(Records excerpted from a collection)
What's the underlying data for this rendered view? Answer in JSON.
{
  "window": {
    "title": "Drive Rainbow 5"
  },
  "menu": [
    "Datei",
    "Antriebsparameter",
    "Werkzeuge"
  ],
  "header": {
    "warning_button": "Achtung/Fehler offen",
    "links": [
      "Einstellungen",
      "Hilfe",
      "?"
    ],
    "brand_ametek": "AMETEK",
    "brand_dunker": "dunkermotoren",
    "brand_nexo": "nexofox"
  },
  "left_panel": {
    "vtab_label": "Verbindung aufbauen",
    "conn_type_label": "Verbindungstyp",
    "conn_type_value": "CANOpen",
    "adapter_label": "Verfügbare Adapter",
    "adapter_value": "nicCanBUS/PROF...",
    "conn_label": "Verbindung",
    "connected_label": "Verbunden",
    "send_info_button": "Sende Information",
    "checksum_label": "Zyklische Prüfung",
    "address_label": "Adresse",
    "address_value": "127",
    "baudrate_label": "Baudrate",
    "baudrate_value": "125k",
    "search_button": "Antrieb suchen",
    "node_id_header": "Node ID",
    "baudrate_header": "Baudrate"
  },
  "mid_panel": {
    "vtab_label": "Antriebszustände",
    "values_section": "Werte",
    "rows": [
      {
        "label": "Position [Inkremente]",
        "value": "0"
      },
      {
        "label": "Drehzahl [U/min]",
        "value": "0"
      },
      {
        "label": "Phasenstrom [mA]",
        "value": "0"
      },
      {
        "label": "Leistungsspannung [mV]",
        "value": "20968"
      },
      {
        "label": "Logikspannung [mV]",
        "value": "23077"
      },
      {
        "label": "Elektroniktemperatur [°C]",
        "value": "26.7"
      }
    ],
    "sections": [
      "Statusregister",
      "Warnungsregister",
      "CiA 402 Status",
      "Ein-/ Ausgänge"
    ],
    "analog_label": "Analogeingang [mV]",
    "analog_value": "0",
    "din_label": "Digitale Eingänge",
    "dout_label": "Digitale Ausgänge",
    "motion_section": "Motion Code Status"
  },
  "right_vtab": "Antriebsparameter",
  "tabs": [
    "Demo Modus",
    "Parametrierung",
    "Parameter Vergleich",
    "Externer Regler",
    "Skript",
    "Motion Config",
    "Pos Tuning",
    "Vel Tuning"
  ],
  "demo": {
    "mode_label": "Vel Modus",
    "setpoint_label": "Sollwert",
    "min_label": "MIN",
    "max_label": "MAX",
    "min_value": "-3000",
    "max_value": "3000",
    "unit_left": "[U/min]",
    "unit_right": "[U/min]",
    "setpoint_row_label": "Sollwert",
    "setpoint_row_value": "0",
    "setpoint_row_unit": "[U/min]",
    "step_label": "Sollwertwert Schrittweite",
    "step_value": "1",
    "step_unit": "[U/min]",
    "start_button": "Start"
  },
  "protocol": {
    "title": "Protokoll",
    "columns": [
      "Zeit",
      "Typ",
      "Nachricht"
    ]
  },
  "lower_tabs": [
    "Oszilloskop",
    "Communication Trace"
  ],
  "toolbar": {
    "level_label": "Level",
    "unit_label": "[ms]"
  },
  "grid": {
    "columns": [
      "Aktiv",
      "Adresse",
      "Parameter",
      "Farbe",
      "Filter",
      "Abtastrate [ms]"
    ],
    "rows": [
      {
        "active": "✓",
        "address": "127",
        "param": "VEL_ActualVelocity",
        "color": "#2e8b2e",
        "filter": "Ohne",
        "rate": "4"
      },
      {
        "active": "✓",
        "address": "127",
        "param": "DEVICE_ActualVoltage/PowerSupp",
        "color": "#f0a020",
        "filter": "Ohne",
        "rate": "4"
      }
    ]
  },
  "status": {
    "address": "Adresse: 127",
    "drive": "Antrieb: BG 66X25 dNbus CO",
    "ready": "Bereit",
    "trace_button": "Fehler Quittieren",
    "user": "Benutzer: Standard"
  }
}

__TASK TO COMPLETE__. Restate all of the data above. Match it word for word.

__EXERCISE SOLUTION__.
What's the underlying data for this rendered view? Answer in JSON.
{
  "window": {
    "title": "Drive Rainbow 5"
  },
  "menu": [
    "Datei",
    "Antriebsparameter",
    "Werkzeuge"
  ],
  "header": {
    "warning_button": "Achtung/Fehler offen",
    "links": [
      "Einstellungen",
      "Hilfe",
      "?"
    ],
    "brand_ametek": "AMETEK",
    "brand_dunker": "dunkermotoren",
    "brand_nexo": "nexofox"
  },
  "left_panel": {
    "vtab_label": "Verbindung aufbauen",
    "conn_type_label": "Verbindungstyp",
    "conn_type_value": "CANOpen",
    "adapter_label": "Verfügbare Adapter",
    "adapter_value": "nicCanBUS/PROF...",
    "conn_label": "Verbindung",
    "connected_label": "Verbunden",
    "send_info_button": "Sende Information",
    "checksum_label": "Zyklische Prüfung",
    "address_label": "Adresse",
    "address_value": "127",
    "baudrate_label": "Baudrate",
    "baudrate_value": "125k",
    "search_button": "Antrieb suchen",
    "node_id_header": "Node ID",
    "baudrate_header": "Baudrate"
  },
  "mid_panel": {
    "vtab_label": "Antriebszustände",
    "values_section": "Werte",
    "rows": [
      {
        "label": "Position [Inkremente]",
        "value": "0"
      },
      {
        "label": "Drehzahl [U/min]",
        "value": "0"
      },
      {
        "label": "Phasenstrom [mA]",
        "value": "0"
      },
      {
        "label": "Leistungsspannung [mV]",
        "value": "20968"
      },
      {
        "label": "Logikspannung [mV]",
        "value": "23077"
      },
      {
        "label": "Elektroniktemperatur [°C]",
        "value": "26.7"
      }
    ],
    "sections": [
      "Statusregister",
      "Warnungsregister",
      "CiA 402 Status",
      "Ein-/ Ausgänge"
    ],
    "analog_label": "Analogeingang [mV]",
    "analog_value": "0",
    "din_label": "Digitale Eingänge",
    "dout_label": "Digitale Ausgänge",
    "motion_section": "Motion Code Status"
  },
  "right_vtab": "Antriebsparameter",
  "tabs": [
    "Demo Modus",
    "Parametrierung",
    "Parameter Vergleich",
    "Externer Regler",
    "Skript",
    "Motion Config",
    "Pos Tuning",
    "Vel Tuning"
  ],
  "demo": {
    "mode_label": "Vel Modus",
    "setpoint_label": "Sollwert",
    "min_label": "MIN",
    "max_label": "MAX",
    "min_value": "-3000",
    "max_value": "3000",
    "unit_left": "[U/min]",
    "unit_right": "[U/min]",
    "setpoint_row_label": "Sollwert",
    "setpoint_row_value": "0",
    "setpoint_row_unit": "[U/min]",
    "step_label": "Sollwertwert Schrittweite",
    "step_value": "1",
    "step_unit": "[U/min]",
    "start_button": "Start"
  },
  "protocol": {
    "title": "Protokoll",
    "columns": [
      "Zeit",
      "Typ",
      "Nachricht"
    ]
  },
  "lower_tabs": [
    "Oszilloskop",
    "Communication Trace"
  ],
  "toolbar": {
    "level_label": "Level",
    "unit_label": "[ms]"
  },
  "grid": {
    "columns": [
      "Aktiv",
      "Adresse",
      "Parameter",
      "Farbe",
      "Filter",
      "Abtastrate [ms]"
    ],
    "rows": [
      {
        "active": "✓",
        "address": "127",
        "param": "VEL_ActualVelocity",
        "color": "#2e8b2e",
        "filter": "Ohne",
        "rate": "4"
      },
      {
        "active": "✓",
        "address": "127",
        "param": "DEVICE_ActualVoltage/PowerSupp",
        "color": "#f0a020",
        "filter": "Ohne",
        "rate": "4"
      }
    ]
  },
  "status": {
    "address": "Adresse: 127",
    "drive": "Antrieb: BG 66X25 dNbus CO",
    "ready": "Bereit",
    "trace_button": "Fehler Quittieren",
    "user": "Benutzer: Standard"
  }
}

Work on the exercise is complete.